(DATA FOR ANALYSIS)
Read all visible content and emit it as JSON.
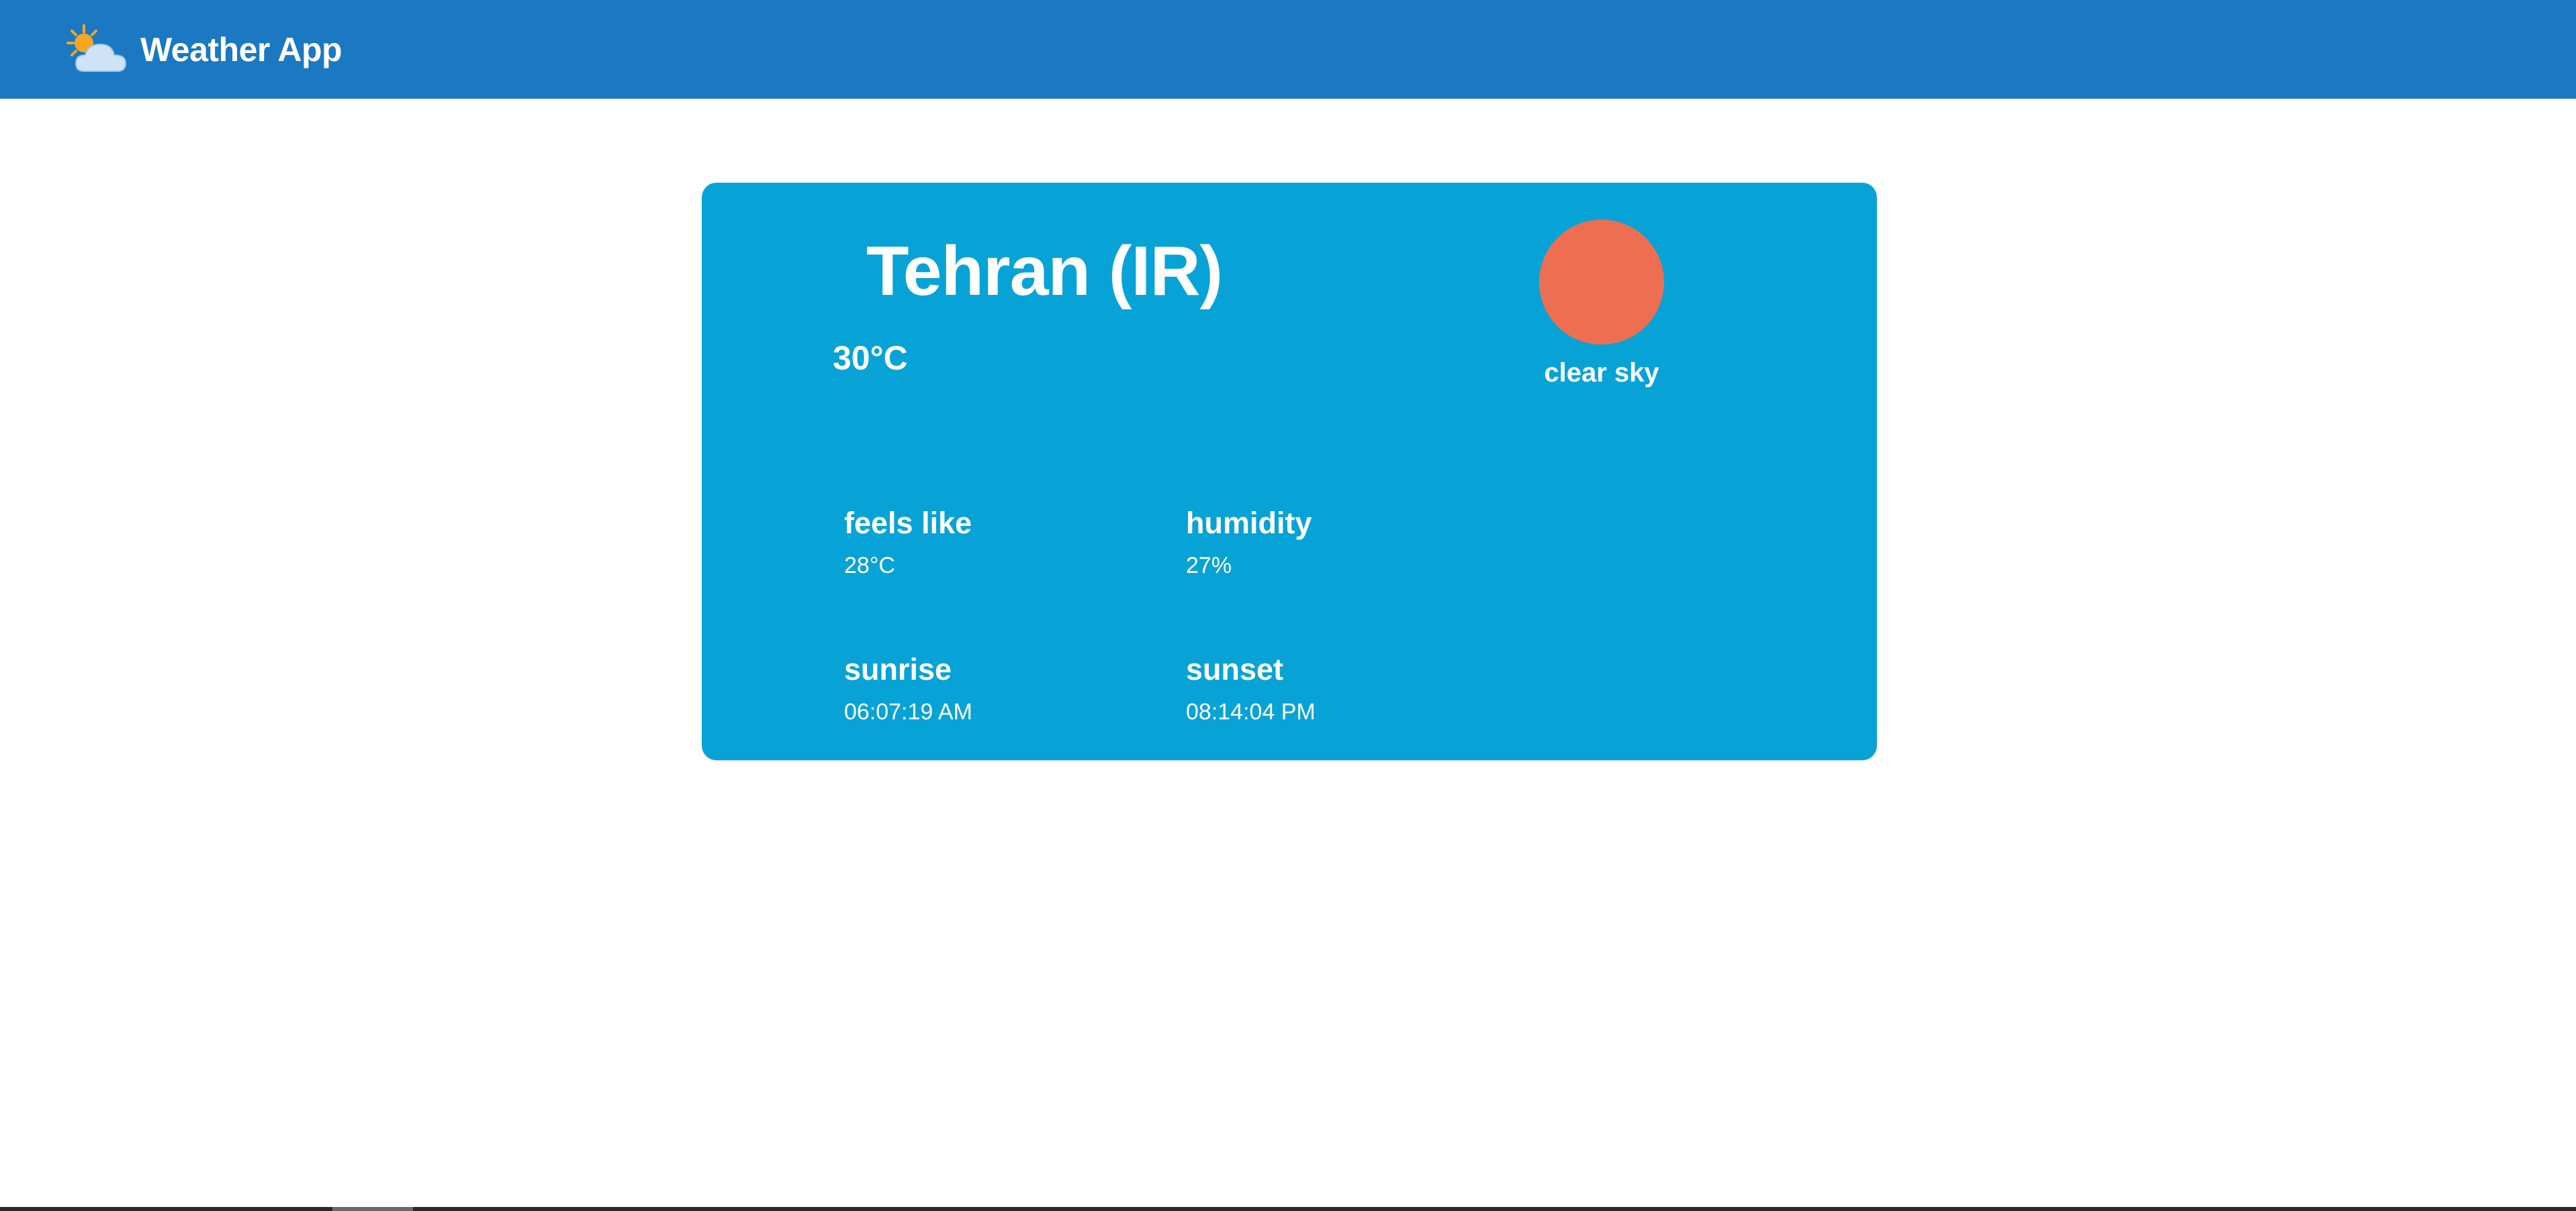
{
  "header": {
    "app_title": "Weather App",
    "logo_icon": "sun-behind-cloud-icon",
    "background": "#1b78c2"
  },
  "card": {
    "background": "#08a3d6",
    "city": "Tehran (IR)",
    "temperature": "30°C",
    "condition": {
      "icon": "sun-icon",
      "icon_color": "#ee6e52",
      "description": "clear sky"
    },
    "stats": {
      "feels_like": {
        "label": "feels like",
        "value": "28°C"
      },
      "humidity": {
        "label": "humidity",
        "value": "27%"
      },
      "sunrise": {
        "label": "sunrise",
        "value": "06:07:19 AM"
      },
      "sunset": {
        "label": "sunset",
        "value": "08:14:04 PM"
      }
    }
  }
}
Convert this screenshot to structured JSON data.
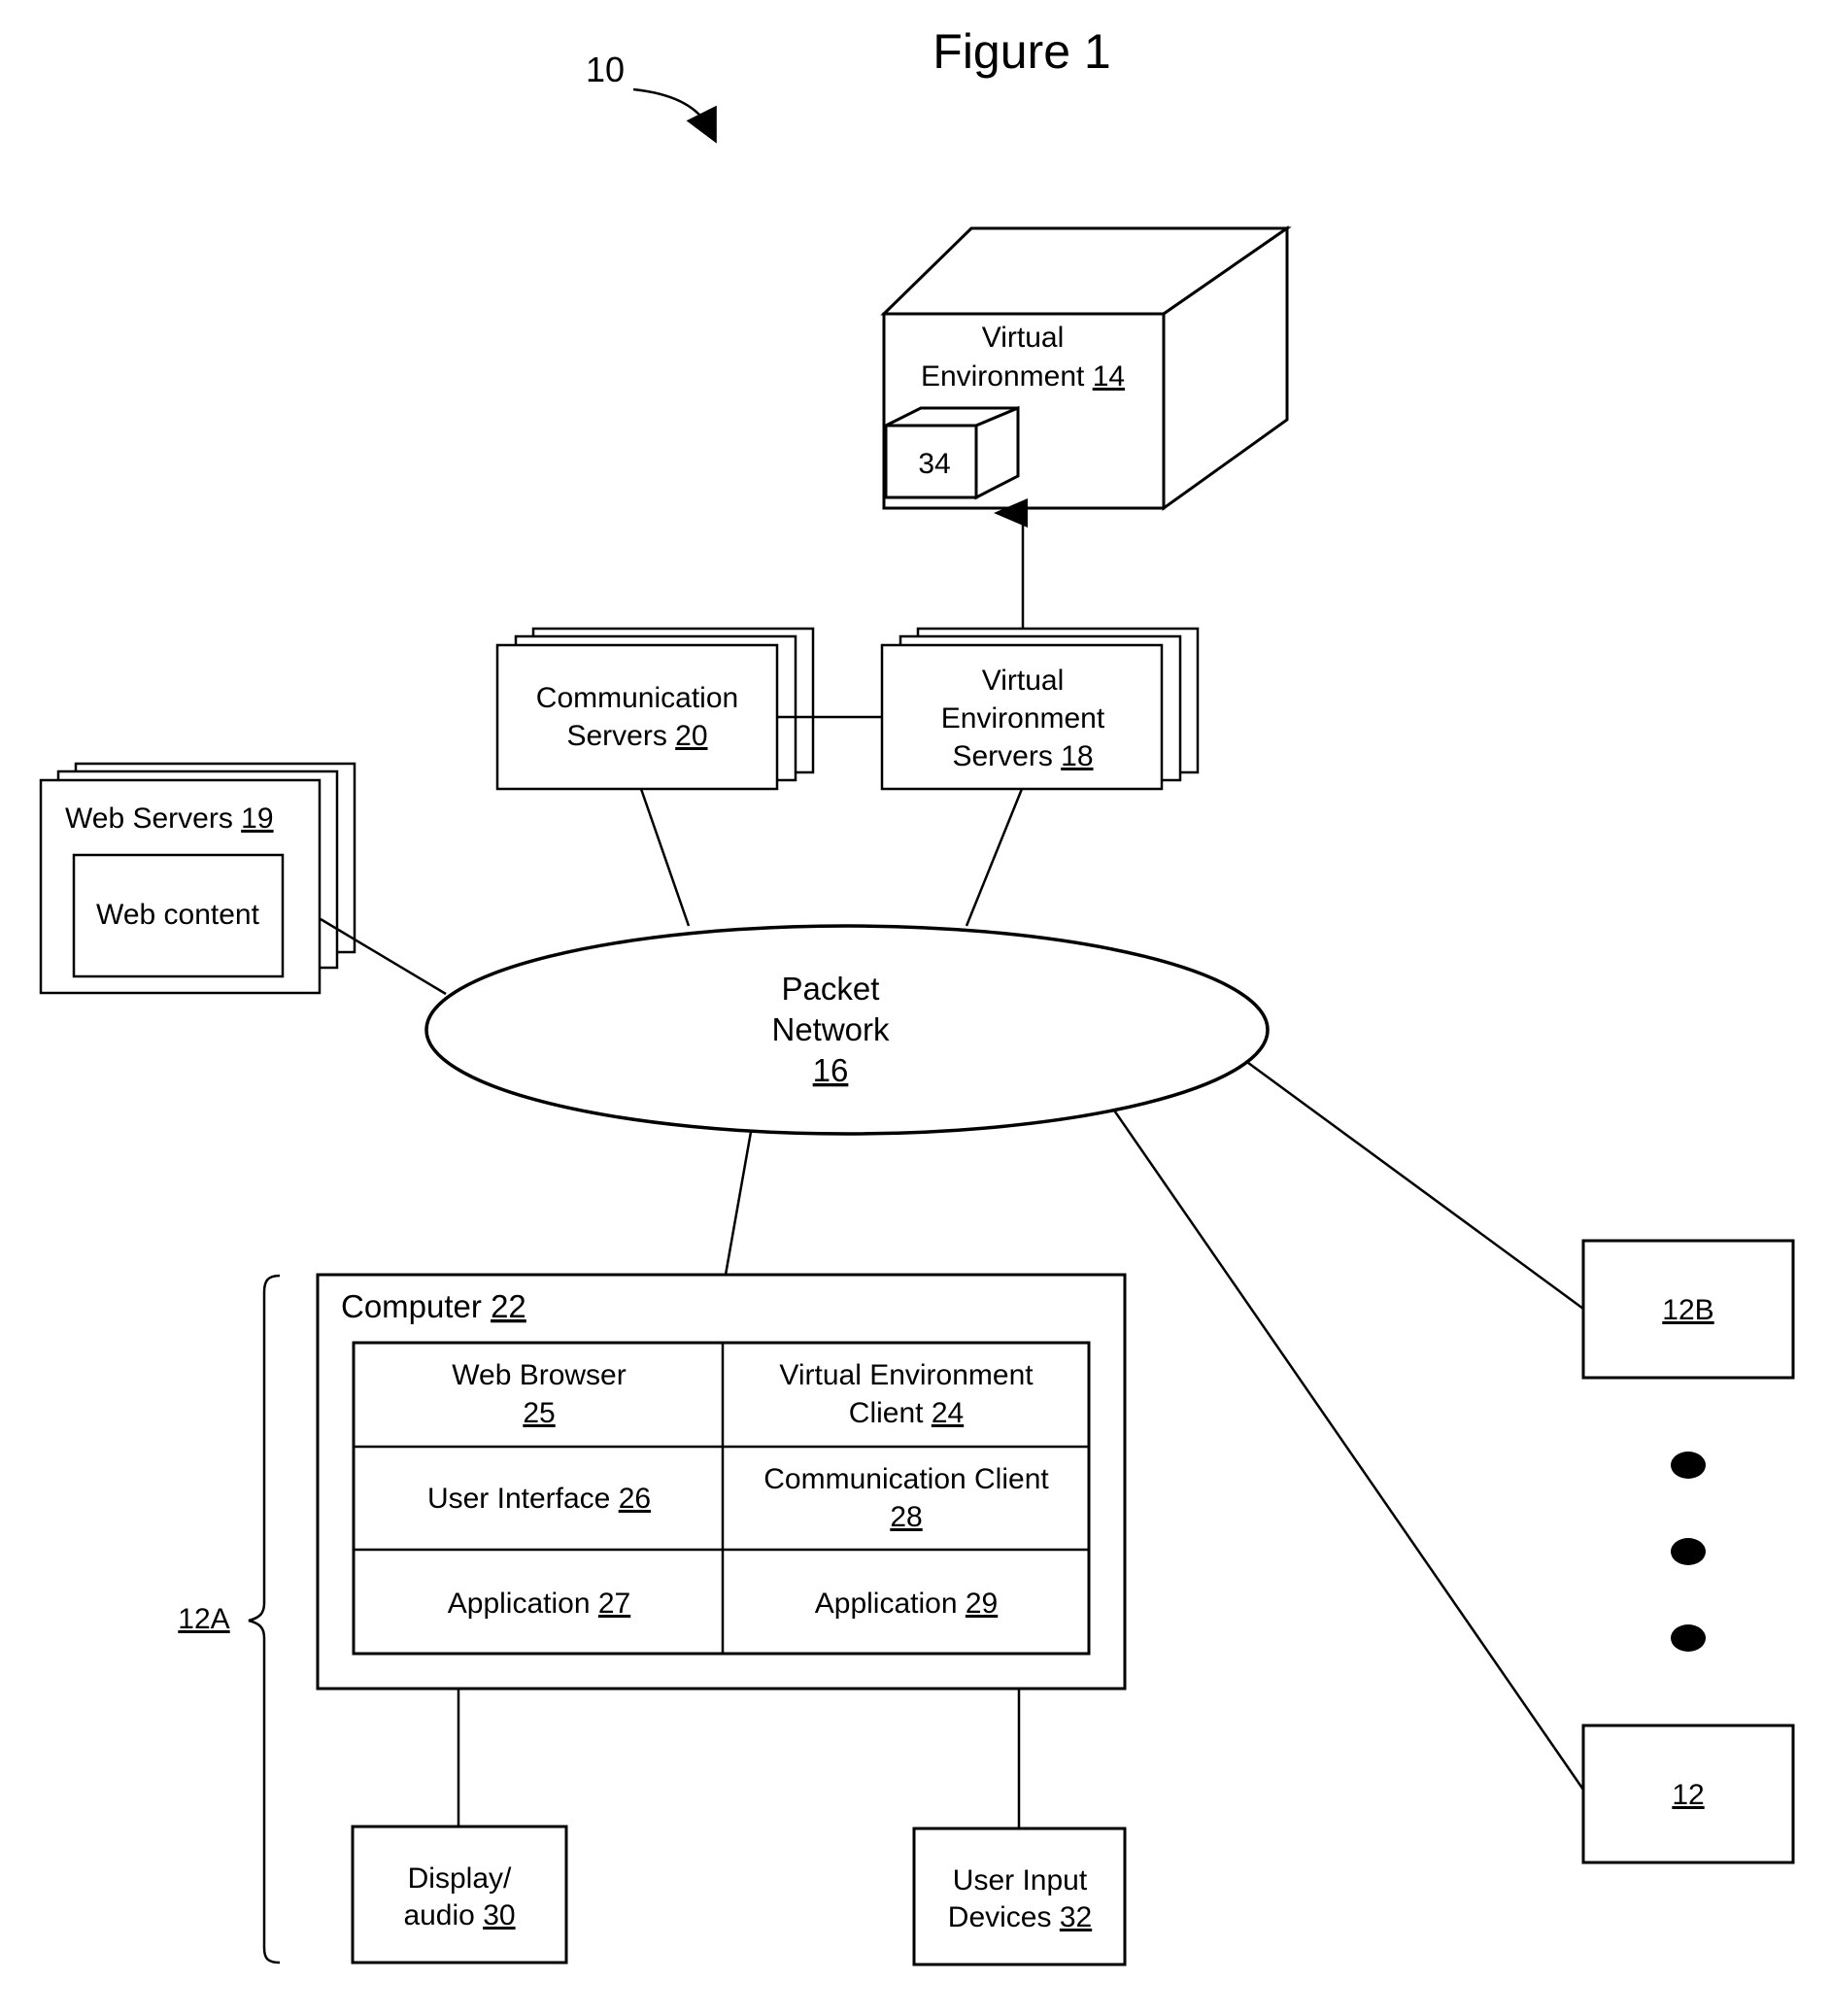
{
  "figure": {
    "title": "Figure 1",
    "system_ref": "10"
  },
  "nodes": {
    "virtual_environment": {
      "line1": "Virtual",
      "line2": "Environment ",
      "ref": "14"
    },
    "object_34": {
      "ref": "34"
    },
    "communication_servers": {
      "line1": "Communication",
      "line2": "Servers ",
      "ref": "20"
    },
    "ve_servers": {
      "line1": "Virtual",
      "line2": "Environment",
      "line3": "Servers ",
      "ref": "18"
    },
    "web_servers": {
      "line1": "Web  Servers ",
      "ref": "19",
      "content": "Web content"
    },
    "packet_network": {
      "line1": "Packet",
      "line2": "Network",
      "ref": "16"
    },
    "computer": {
      "label": "Computer ",
      "ref": "22"
    },
    "modules": [
      {
        "line1": "Web Browser",
        "line2": "",
        "ref": "25"
      },
      {
        "line1": "Virtual Environment",
        "line2": "Client ",
        "ref": "24"
      },
      {
        "line1": "User Interface ",
        "line2": "",
        "ref": "26"
      },
      {
        "line1": "Communication Client",
        "line2": "",
        "ref": "28"
      },
      {
        "line1": "Application ",
        "line2": "",
        "ref": "27"
      },
      {
        "line1": "Application ",
        "line2": "",
        "ref": "29"
      }
    ],
    "display_audio": {
      "line1": "Display/",
      "line2": "audio ",
      "ref": "30"
    },
    "user_input": {
      "line1": "User Input",
      "line2": "Devices ",
      "ref": "32"
    },
    "client_12b": {
      "ref": "12B"
    },
    "client_12": {
      "ref": "12"
    },
    "client_group": {
      "ref": "12A"
    }
  }
}
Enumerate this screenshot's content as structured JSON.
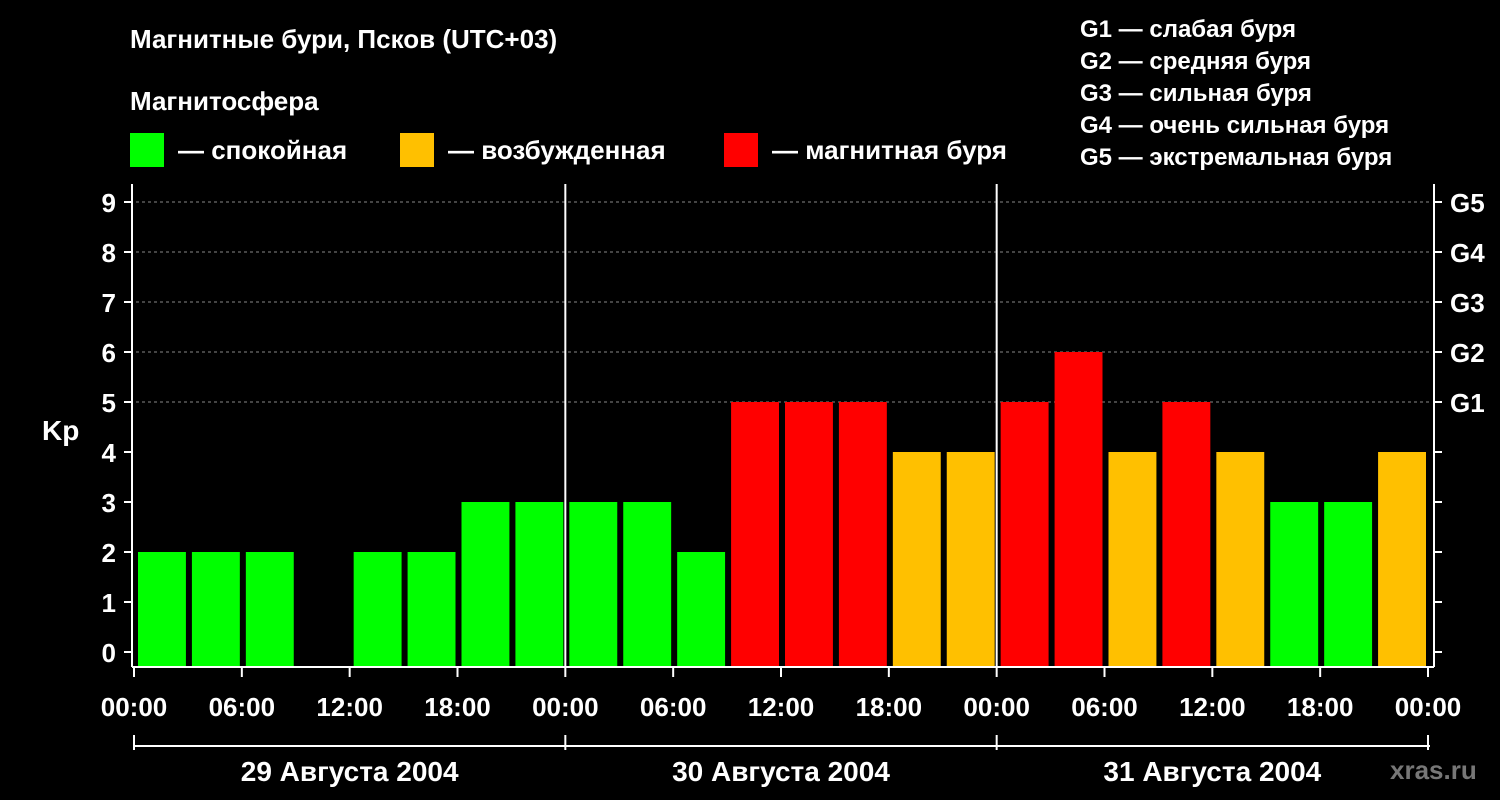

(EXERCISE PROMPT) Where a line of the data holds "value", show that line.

(THE COMPLETED TASK)
        "value": "28°C"
        "value": "27%"
        "value": "06:07:19 AM"
        "value": "08:14:04 PM"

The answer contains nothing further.